(Data extract begins)

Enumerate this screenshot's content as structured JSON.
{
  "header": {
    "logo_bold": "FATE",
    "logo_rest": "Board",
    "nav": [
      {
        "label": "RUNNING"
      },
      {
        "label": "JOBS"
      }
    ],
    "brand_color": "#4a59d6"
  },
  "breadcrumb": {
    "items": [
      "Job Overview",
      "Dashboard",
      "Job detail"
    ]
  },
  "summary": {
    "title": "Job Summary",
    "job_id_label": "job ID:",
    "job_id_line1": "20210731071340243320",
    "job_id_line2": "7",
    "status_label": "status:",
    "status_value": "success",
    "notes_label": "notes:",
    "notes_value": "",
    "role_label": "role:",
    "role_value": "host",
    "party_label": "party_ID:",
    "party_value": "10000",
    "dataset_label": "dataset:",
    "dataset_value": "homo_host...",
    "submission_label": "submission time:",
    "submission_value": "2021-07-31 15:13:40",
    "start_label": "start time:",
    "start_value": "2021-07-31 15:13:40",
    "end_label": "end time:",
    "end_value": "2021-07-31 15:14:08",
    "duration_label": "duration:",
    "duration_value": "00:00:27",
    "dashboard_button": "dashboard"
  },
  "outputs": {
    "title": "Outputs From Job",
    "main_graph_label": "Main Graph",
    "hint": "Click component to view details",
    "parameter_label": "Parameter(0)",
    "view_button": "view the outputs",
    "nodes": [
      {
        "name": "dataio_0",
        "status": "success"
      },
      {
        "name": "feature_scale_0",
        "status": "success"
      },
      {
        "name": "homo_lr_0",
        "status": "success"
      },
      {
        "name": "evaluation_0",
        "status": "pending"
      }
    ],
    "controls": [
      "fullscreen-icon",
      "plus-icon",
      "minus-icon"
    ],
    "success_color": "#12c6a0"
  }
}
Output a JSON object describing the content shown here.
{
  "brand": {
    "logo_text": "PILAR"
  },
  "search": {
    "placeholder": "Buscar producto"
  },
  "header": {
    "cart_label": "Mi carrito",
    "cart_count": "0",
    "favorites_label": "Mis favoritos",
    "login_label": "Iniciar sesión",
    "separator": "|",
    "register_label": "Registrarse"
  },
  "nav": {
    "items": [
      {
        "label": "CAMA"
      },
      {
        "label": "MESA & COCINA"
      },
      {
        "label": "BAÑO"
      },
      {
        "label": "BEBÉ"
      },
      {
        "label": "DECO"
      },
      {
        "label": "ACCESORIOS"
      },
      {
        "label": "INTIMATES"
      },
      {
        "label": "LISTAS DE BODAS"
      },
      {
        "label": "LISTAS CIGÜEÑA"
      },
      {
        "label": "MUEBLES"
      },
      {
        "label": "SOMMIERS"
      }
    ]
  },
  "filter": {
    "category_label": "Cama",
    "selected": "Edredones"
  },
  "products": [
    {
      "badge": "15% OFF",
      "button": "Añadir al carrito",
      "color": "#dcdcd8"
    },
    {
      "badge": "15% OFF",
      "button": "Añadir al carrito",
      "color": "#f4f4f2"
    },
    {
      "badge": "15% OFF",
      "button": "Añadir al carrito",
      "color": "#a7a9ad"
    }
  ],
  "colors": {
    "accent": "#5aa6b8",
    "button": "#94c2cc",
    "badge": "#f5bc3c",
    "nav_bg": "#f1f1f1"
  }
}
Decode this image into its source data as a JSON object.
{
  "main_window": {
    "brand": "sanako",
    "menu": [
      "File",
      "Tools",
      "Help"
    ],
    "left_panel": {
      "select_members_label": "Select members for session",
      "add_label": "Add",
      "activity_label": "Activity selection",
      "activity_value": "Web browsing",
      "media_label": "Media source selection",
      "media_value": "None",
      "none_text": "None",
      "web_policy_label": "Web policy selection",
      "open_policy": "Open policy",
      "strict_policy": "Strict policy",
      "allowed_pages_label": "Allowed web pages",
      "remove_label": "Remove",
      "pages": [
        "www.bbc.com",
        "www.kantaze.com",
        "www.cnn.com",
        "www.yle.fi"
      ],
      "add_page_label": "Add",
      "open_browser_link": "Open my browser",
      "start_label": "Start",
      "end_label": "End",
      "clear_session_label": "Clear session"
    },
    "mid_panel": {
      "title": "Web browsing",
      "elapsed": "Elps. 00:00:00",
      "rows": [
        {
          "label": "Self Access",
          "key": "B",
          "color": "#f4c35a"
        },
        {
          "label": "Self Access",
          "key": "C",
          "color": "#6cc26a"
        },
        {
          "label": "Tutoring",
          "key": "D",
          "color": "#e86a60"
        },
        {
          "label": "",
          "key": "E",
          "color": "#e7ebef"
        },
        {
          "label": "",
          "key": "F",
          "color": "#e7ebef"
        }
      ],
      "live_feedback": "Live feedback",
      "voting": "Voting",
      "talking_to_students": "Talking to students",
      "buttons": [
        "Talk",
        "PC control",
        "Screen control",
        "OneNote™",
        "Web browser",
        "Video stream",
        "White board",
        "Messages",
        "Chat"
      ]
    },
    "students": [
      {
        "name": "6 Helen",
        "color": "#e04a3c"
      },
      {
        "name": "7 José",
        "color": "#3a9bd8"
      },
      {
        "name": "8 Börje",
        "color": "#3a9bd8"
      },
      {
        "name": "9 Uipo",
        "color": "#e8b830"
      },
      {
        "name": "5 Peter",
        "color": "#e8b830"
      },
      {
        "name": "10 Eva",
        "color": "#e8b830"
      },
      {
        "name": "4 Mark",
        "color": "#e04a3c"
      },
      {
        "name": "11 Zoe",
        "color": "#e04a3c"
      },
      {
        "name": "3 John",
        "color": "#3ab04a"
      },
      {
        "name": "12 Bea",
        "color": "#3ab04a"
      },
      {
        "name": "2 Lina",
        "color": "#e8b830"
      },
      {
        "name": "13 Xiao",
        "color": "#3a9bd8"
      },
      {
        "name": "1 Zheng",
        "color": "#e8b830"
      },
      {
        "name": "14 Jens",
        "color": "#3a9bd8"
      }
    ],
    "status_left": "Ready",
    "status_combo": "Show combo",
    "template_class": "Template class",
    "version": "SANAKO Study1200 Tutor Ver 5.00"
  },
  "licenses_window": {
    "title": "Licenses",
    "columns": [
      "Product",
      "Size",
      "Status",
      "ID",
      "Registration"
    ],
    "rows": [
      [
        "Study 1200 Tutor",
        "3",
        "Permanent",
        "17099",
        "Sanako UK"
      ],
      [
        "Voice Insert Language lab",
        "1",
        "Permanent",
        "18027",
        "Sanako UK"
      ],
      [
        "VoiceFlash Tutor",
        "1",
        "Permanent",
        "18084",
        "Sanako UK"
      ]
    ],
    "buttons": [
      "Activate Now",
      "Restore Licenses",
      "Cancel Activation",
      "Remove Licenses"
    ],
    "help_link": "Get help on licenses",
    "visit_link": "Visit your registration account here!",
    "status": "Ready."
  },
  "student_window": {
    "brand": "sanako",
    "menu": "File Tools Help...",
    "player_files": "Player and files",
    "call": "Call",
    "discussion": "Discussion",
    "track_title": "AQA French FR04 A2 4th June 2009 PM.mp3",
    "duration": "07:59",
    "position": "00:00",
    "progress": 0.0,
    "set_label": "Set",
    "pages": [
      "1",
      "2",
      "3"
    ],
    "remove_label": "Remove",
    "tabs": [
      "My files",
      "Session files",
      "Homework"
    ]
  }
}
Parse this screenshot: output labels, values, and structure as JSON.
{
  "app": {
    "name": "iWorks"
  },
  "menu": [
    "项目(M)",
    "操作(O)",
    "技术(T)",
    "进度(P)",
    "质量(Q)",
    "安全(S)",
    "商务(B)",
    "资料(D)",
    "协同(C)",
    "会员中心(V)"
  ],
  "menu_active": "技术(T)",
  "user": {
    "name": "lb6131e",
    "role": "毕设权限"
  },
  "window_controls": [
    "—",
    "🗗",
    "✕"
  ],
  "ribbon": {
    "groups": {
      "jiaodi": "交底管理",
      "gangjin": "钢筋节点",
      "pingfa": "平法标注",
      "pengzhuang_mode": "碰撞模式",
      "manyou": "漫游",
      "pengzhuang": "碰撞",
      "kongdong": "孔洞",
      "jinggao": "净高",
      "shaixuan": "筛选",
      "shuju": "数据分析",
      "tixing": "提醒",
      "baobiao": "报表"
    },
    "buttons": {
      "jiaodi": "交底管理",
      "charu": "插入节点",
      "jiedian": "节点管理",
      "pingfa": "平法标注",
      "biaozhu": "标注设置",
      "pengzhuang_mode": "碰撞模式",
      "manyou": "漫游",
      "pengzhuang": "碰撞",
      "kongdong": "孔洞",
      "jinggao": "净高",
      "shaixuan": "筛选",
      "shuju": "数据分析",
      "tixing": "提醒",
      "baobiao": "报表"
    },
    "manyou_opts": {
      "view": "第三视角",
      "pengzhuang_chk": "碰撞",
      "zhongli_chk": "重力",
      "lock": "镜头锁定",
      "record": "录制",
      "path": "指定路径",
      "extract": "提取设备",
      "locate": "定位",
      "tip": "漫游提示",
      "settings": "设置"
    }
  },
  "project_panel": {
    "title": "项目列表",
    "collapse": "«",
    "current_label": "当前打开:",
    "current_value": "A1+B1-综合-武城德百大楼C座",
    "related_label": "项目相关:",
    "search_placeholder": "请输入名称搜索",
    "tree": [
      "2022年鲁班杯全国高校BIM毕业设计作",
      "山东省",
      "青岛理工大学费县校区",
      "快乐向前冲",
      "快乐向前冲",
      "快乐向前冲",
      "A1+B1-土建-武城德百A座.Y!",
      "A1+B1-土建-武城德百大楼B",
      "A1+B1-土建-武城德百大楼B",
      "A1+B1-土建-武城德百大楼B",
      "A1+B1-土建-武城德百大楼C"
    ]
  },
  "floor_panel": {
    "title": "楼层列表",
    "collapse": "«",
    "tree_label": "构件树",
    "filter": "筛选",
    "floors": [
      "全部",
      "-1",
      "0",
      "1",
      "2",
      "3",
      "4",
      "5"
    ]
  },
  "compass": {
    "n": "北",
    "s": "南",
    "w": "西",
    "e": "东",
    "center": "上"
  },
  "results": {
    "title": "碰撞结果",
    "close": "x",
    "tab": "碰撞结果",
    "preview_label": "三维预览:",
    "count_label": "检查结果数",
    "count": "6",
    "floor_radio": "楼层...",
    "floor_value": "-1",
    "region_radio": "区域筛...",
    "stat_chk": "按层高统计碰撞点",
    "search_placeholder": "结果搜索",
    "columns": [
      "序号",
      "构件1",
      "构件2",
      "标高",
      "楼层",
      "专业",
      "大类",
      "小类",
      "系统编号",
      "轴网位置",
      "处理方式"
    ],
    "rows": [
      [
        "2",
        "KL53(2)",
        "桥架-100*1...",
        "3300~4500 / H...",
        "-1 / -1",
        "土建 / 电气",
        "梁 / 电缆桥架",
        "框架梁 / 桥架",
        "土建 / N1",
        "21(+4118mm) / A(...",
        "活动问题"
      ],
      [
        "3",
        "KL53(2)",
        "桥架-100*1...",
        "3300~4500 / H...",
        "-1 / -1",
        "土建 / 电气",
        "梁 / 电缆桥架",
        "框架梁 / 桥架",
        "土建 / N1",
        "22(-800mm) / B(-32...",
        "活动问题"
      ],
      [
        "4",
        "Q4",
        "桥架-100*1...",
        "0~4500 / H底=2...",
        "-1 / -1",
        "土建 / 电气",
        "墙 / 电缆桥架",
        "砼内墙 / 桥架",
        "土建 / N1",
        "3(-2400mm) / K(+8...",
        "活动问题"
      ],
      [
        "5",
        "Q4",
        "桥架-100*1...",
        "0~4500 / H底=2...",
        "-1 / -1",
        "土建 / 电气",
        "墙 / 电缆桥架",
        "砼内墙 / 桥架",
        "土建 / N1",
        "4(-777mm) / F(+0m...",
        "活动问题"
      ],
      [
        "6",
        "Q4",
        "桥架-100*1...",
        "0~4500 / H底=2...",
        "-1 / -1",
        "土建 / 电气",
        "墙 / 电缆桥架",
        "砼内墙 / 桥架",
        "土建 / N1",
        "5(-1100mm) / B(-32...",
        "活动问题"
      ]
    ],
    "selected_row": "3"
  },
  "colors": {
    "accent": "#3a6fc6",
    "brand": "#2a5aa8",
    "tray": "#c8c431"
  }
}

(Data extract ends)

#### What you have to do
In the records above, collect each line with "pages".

#### Your response
      "allowed_pages_label": "Allowed web pages",
      "pages": [
    "pages": [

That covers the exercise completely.